> [To do]:
Taking the line that contains "Convert this screenshot" as the first, copy each line exactly up to and including the last line below.

> [Information shown]:
'''
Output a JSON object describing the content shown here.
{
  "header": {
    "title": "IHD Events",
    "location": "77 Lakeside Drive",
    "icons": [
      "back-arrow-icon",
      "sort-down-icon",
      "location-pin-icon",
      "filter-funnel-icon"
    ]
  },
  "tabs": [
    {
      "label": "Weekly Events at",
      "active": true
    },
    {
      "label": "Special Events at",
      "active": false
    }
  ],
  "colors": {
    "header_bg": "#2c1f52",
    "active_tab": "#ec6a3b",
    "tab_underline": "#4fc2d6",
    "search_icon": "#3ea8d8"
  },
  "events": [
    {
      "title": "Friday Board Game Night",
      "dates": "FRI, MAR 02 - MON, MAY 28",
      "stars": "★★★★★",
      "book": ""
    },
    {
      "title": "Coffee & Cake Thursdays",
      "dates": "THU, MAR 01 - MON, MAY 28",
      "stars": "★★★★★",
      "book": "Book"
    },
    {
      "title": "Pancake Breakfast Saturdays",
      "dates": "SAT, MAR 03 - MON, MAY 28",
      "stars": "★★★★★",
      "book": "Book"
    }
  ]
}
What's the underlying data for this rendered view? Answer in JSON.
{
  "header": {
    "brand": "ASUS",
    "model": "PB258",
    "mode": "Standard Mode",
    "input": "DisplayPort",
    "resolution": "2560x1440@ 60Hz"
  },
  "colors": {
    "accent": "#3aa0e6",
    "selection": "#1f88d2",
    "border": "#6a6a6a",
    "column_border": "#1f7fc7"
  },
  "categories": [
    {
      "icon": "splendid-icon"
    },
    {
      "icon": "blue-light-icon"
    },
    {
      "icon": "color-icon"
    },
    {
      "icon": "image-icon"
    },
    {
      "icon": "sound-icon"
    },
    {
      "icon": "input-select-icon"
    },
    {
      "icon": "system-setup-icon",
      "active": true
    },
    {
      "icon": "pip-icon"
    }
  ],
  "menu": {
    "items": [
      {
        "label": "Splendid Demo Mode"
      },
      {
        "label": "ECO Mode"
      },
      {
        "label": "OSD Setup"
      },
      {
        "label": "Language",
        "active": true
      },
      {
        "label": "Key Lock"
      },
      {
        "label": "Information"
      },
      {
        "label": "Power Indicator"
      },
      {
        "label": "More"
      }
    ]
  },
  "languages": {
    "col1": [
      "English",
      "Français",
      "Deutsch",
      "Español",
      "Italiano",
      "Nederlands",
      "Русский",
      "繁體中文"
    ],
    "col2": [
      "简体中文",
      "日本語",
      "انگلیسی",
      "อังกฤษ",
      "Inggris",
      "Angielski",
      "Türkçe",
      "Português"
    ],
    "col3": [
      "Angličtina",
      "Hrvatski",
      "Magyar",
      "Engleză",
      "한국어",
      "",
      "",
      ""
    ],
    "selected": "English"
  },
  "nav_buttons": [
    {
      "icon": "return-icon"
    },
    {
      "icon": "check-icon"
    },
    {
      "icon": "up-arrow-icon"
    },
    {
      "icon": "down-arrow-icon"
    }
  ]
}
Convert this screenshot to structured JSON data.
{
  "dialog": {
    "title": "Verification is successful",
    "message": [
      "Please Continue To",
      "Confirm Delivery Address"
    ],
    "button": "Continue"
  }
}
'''
> [Solution for this task]:
Convert this screenshot to structured JSON data.
{
  "dialog": {
    "title": "Verification is successful",
    "message": [
      "Please Continue To",
      "Confirm Delivery Address"
    ],
    "button": "Continue"
  }
}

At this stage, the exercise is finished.